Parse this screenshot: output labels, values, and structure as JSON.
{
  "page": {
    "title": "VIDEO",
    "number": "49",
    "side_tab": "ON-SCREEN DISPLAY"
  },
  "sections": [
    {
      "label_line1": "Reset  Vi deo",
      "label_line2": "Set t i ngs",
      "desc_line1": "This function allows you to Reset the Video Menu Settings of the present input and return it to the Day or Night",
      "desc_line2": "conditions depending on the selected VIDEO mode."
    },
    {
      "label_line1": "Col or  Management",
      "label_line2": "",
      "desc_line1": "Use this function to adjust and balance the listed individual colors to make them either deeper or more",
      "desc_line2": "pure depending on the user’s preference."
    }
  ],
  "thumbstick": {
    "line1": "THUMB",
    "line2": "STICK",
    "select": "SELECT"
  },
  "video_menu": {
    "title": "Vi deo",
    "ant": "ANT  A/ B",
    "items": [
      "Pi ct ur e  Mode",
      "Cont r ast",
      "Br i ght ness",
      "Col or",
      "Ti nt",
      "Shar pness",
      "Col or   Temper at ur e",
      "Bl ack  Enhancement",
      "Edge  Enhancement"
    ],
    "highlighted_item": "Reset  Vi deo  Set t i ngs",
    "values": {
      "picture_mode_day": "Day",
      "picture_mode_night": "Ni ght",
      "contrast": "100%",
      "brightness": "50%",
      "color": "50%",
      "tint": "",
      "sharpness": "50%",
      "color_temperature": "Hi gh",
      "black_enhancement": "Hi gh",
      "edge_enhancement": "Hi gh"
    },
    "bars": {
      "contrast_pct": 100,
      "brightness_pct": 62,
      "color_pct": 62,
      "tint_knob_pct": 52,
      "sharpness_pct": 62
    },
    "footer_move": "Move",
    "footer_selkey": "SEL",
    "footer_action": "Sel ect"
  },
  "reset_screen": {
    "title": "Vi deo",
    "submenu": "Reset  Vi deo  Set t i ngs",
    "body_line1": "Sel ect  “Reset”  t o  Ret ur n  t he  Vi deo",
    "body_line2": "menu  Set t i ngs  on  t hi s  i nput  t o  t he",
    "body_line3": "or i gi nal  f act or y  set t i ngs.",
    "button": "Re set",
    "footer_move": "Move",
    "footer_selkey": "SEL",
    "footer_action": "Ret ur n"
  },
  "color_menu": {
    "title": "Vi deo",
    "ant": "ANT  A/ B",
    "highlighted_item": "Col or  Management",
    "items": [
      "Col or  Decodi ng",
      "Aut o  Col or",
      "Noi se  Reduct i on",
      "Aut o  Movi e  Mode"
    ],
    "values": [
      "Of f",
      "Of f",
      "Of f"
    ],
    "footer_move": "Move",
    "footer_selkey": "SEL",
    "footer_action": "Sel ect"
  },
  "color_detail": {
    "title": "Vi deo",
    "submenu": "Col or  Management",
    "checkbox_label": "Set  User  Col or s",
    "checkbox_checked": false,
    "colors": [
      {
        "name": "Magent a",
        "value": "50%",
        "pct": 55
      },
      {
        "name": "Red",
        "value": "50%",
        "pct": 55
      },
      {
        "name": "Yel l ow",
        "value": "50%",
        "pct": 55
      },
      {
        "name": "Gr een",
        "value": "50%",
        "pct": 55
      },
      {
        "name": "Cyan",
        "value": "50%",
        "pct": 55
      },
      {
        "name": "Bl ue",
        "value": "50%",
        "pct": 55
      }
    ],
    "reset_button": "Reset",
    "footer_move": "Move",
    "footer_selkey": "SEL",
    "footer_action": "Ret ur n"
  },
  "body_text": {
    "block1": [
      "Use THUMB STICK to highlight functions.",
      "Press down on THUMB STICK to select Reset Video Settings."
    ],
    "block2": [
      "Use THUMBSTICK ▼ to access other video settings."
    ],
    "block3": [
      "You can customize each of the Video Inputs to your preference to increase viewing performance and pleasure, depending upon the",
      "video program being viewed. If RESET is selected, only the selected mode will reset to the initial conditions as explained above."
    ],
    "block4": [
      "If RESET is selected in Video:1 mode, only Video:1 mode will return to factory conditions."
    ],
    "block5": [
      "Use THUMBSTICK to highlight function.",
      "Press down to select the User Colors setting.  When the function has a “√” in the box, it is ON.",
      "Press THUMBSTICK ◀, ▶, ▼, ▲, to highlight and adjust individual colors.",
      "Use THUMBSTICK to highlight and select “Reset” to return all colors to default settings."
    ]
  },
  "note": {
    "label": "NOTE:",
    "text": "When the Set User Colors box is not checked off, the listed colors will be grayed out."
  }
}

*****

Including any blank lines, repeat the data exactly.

Parse this screenshot: output labels, values, and structure as JSON.
{
  "page": {
    "title": "VIDEO",
    "number": "49",
    "side_tab": "ON-SCREEN DISPLAY"
  },
  "sections": [
    {
      "label_line1": "Reset  Vi deo",
      "label_line2": "Set t i ngs",
      "desc_line1": "This function allows you to Reset the Video Menu Settings of the present input and return it to the Day or Night",
      "desc_line2": "conditions depending on the selected VIDEO mode."
    },
    {
      "label_line1": "Col or  Management",
      "label_line2": "",
      "desc_line1": "Use this function to adjust and balance the listed individual colors to make them either deeper or more",
      "desc_line2": "pure depending on the user’s preference."
    }
  ],
  "thumbstick": {
    "line1": "THUMB",
    "line2": "STICK",
    "select": "SELECT"
  },
  "video_menu": {
    "title": "Vi deo",
    "ant": "ANT  A/ B",
    "items": [
      "Pi ct ur e  Mode",
      "Cont r ast",
      "Br i ght ness",
      "Col or",
      "Ti nt",
      "Shar pness",
      "Col or   Temper at ur e",
      "Bl ack  Enhancement",
      "Edge  Enhancement"
    ],
    "highlighted_item": "Reset  Vi deo  Set t i ngs",
    "values": {
      "picture_mode_day": "Day",
      "picture_mode_night": "Ni ght",
      "contrast": "100%",
      "brightness": "50%",
      "color": "50%",
      "tint": "",
      "sharpness": "50%",
      "color_temperature": "Hi gh",
      "black_enhancement": "Hi gh",
      "edge_enhancement": "Hi gh"
    },
    "bars": {
      "contrast_pct": 100,
      "brightness_pct": 62,
      "color_pct": 62,
      "tint_knob_pct": 52,
      "sharpness_pct": 62
    },
    "footer_move": "Move",
    "footer_selkey": "SEL",
    "footer_action": "Sel ect"
  },
  "reset_screen": {
    "title": "Vi deo",
    "submenu": "Reset  Vi deo  Set t i ngs",
    "body_line1": "Sel ect  “Reset”  t o  Ret ur n  t he  Vi deo",
    "body_line2": "menu  Set t i ngs  on  t hi s  i nput  t o  t he",
    "body_line3": "or i gi nal  f act or y  set t i ngs.",
    "button": "Re set",
    "footer_move": "Move",
    "footer_selkey": "SEL",
    "footer_action": "Ret ur n"
  },
  "color_menu": {
    "title": "Vi deo",
    "ant": "ANT  A/ B",
    "highlighted_item": "Col or  Management",
    "items": [
      "Col or  Decodi ng",
      "Aut o  Col or",
      "Noi se  Reduct i on",
      "Aut o  Movi e  Mode"
    ],
    "values": [
      "Of f",
      "Of f",
      "Of f"
    ],
    "footer_move": "Move",
    "footer_selkey": "SEL",
    "footer_action": "Sel ect"
  },
  "color_detail": {
    "title": "Vi deo",
    "submenu": "Col or  Management",
    "checkbox_label": "Set  User  Col or s",
    "checkbox_checked": false,
    "colors": [
      {
        "name": "Magent a",
        "value": "50%",
        "pct": 55
      },
      {
        "name": "Red",
        "value": "50%",
        "pct": 55
      },
      {
        "name": "Yel l ow",
        "value": "50%",
        "pct": 55
      },
      {
        "name": "Gr een",
        "value": "50%",
        "pct": 55
      },
      {
        "name": "Cyan",
        "value": "50%",
        "pct": 55
      },
      {
        "name": "Bl ue",
        "value": "50%",
        "pct": 55
      }
    ],
    "reset_button": "Reset",
    "footer_move": "Move",
    "footer_selkey": "SEL",
    "footer_action": "Ret ur n"
  },
  "body_text": {
    "block1": [
      "Use THUMB STICK to highlight functions.",
      "Press down on THUMB STICK to select Reset Video Settings."
    ],
    "block2": [
      "Use THUMBSTICK ▼ to access other video settings."
    ],
    "block3": [
      "You can customize each of the Video Inputs to your preference to increase viewing performance and pleasure, depending upon the",
      "video program being viewed. If RESET is selected, only the selected mode will reset to the initial conditions as explained above."
    ],
    "block4": [
      "If RESET is selected in Video:1 mode, only Video:1 mode will return to factory conditions."
    ],
    "block5": [
      "Use THUMBSTICK to highlight function.",
      "Press down to select the User Colors setting.  When the function has a “√” in the box, it is ON.",
      "Press THUMBSTICK ◀, ▶, ▼, ▲, to highlight and adjust individual colors.",
      "Use THUMBSTICK to highlight and select “Reset” to return all colors to default settings."
    ]
  },
  "note": {
    "label": "NOTE:",
    "text": "When the Set User Colors box is not checked off, the listed colors will be grayed out."
  }
}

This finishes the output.